Dataset rows for apps and sites

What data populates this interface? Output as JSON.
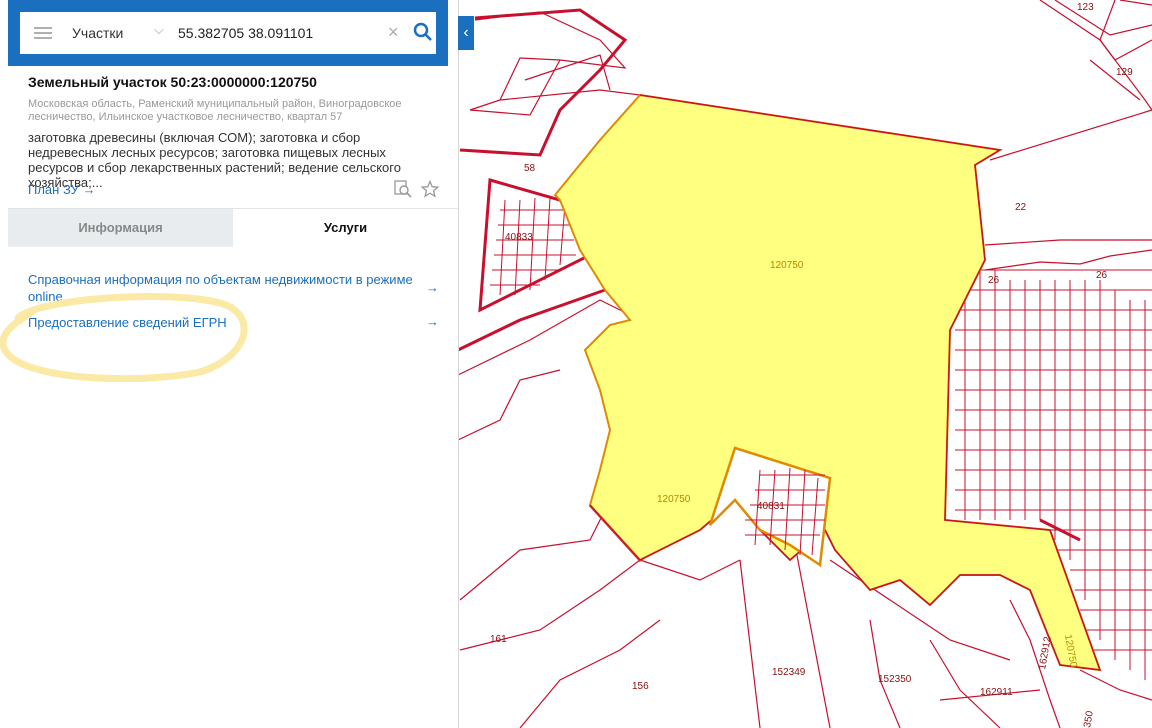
{
  "search": {
    "layer_label": "Участки",
    "query": "55.382705 38.091101"
  },
  "parcel": {
    "title": "Земельный участок 50:23:0000000:120750",
    "address": "Московская область, Раменский муниципальный район, Виноградовское лесничество, Ильинское участковое лесничество, квартал 57",
    "purpose": "заготовка древесины (включая СОМ); заготовка и сбор недревесных лесных ресурсов; заготовка пищевых лесных ресурсов и сбор лекарственных растений; ведение сельского хозяйства;...",
    "plan_link": "План ЗУ →"
  },
  "tabs": {
    "info": "Информация",
    "services": "Услуги"
  },
  "services": [
    {
      "label": "Справочная информация по объектам недвижимости в режиме online",
      "arrow": "→"
    },
    {
      "label": "Предоставление сведений ЕГРН",
      "arrow": "→"
    }
  ],
  "map": {
    "main_parcel_label": "120750",
    "labels": [
      "123",
      "129",
      "58",
      "22",
      "26",
      "26",
      "40833",
      "40831",
      "120750",
      "120750",
      "161",
      "156",
      "152349",
      "152350",
      "162911",
      "162912",
      "350"
    ]
  },
  "colors": {
    "accent": "#1a6fbf",
    "boundary": "#c8102e",
    "parcel_fill": "#ffff80",
    "highlight": "#fbe9a6"
  }
}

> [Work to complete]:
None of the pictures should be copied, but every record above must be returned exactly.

> [Result for this exercise]:
What data populates this interface? Output as JSON.
{
  "search": {
    "layer_label": "Участки",
    "query": "55.382705 38.091101"
  },
  "parcel": {
    "title": "Земельный участок 50:23:0000000:120750",
    "address": "Московская область, Раменский муниципальный район, Виноградовское лесничество, Ильинское участковое лесничество, квартал 57",
    "purpose": "заготовка древесины (включая СОМ); заготовка и сбор недревесных лесных ресурсов; заготовка пищевых лесных ресурсов и сбор лекарственных растений; ведение сельского хозяйства;...",
    "plan_link": "План ЗУ →"
  },
  "tabs": {
    "info": "Информация",
    "services": "Услуги"
  },
  "services": [
    {
      "label": "Справочная информация по объектам недвижимости в режиме online",
      "arrow": "→"
    },
    {
      "label": "Предоставление сведений ЕГРН",
      "arrow": "→"
    }
  ],
  "map": {
    "main_parcel_label": "120750",
    "labels": [
      "123",
      "129",
      "58",
      "22",
      "26",
      "26",
      "40833",
      "40831",
      "120750",
      "120750",
      "161",
      "156",
      "152349",
      "152350",
      "162911",
      "162912",
      "350"
    ]
  },
  "colors": {
    "accent": "#1a6fbf",
    "boundary": "#c8102e",
    "parcel_fill": "#ffff80",
    "highlight": "#fbe9a6"
  }
}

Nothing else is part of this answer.